Kuwait's Oil Minister Ali al-Omair said the government will examine on Monday new security legislation, following a suicide bomb attack on a Shia mosque that left 26 dead.
"The cabinet will discuss this issue Monday," said Omair when asked about a government plan to introduce anti-terror legislation. He provided no details.
Several MPs have said they will pass any such legislation needed to crack down on "extremists".
"If they need more legislation, we are prepared in order to strike at the elements of evil and terrorism," Shia MP Abdulhameed Dashti said in a statement.
Kuwait on Sunday identified the suicide bomber behind the attack as a Saudi national.
Friday's attack also wounded 227 worshippers in the first bombing of a mosque in the tiny Gulf state and Kuwait's security services have vowed to catch and punish those responsible.
The Islamic State group's Saudi affiliate, the so-called Najd Province, claimed the bombing and identified the assailant as Abu Suleiman al-Muwahhid.
In a statement, Kuwait's interior ministry gave the real name of the attacker as Fahd Suleiman Abdulmohsen al-Qaba'a, born in 1992.
It said that he entered the country through Kuwait Airport at dawn on Friday, the same day of the bombing.
A handout photograph of Qaba'a showed a young bearded man wearing a traditional Saudi headdress.
Earlier on Sunday, the ministry said that security services arrested the driver of the car that transported the bomber to the Al-Imam Al-Sadeq mosque in Kuwait City.
He was named as Abdulrahman Sabah Eidan Saud, 26, and described as an "illegal resident," the term Kuwait uses for stateless people locally known as bidoons.
Authorities on Saturday arrested the car owner, Jarrah Nimr Mejbil Ghazi, born in 1988, and also listed as a stateless person.
Security services have also detained the owner of a house used as a hideout by the driver, describing the owner as a Kuwaiti national who subscribes to "extremist and deviant ideology".
Around 110,000 bidoons live in Kuwait and claim the right to citizenship.
Alleged IS executioner Mohammed Emwazi, who became known by media as "Jihadi John", was born in Kuwait to a stateless family of Iraqi origin which later moved to London.
The breakthroughs in the bombing probe came a day after thousands of Kuwaitis braved scorching summer heat on Saturday to attend the funerals of 18 victims.
Mourners turned out in large numbers for the funerals despite the Ramadan daylight fast and as temperatures hit 45 degrees Celsius (113 Fahrenheit).
Tens of thousands of people headed by the emir offered condolences late Saturday to relatives of victims at Kuwait's Grand Mosque, the largest place of worship for Sunni Muslims, in a show of solidarity.

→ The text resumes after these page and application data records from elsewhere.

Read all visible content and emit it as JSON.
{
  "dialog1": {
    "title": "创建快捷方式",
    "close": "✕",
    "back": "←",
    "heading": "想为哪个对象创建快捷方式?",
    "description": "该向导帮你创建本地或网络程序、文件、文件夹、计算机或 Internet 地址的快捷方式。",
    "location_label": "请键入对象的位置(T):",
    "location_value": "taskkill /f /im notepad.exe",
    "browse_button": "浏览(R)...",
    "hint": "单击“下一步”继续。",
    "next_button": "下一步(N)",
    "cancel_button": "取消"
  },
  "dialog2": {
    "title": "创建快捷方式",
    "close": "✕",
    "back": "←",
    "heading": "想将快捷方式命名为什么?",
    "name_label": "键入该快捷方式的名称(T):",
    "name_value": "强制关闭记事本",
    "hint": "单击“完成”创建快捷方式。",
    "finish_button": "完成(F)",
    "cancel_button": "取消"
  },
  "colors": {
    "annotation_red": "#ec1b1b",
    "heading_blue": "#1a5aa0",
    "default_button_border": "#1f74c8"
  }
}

The cabinet announced after an emergency meeting on Friday that all security agencies and police had been put on alert to confront what it called "black terror".
Justice and Islamic Affairs Minister Yacoub al-Sane said additional security measures will be taken around mosques and places of worship.

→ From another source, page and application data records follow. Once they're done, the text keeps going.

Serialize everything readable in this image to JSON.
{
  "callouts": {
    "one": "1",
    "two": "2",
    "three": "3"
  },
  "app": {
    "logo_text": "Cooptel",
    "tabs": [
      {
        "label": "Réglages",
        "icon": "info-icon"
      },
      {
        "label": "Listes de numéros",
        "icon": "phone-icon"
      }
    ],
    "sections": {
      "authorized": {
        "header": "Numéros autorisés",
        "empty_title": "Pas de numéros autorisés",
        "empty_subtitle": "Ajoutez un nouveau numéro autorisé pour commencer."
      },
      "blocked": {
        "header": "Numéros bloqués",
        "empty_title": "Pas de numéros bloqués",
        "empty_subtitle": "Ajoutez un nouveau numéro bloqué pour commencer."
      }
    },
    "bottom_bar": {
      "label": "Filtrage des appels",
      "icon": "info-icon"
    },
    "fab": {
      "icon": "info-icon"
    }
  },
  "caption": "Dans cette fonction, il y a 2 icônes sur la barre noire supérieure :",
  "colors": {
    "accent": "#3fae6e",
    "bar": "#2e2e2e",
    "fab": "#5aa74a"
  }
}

The emir, government, parliamentary and political groups and clerics have all said Friday's attack aimed to stir up sectarian strife in the emirate.

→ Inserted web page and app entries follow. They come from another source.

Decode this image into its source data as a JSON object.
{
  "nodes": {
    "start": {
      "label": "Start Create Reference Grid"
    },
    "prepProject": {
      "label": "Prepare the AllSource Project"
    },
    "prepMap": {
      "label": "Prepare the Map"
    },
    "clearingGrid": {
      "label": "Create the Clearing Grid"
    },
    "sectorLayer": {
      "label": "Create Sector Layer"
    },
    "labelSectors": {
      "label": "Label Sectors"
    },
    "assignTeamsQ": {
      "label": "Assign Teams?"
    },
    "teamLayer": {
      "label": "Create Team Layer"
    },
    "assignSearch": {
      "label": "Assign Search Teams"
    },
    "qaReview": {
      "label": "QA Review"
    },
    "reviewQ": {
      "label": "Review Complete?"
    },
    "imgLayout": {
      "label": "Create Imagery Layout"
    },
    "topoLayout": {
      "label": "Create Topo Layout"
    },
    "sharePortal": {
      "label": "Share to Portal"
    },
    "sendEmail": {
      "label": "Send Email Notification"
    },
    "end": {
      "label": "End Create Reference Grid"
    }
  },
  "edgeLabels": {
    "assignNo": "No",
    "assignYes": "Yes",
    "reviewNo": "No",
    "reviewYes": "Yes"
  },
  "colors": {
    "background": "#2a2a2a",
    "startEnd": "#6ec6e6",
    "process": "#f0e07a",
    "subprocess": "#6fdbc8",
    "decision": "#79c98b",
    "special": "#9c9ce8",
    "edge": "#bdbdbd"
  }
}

Kuwait's Emir Sheikh Sabah al-Ahmad Al-Sabah instructed authorities Sunday to repair the mosque damaged by the blast.
Local media said 18 of those killed were Kuwaitis, three Iranians, two Indians, one each from Pakistan and Saudi Arabia and one bidoon.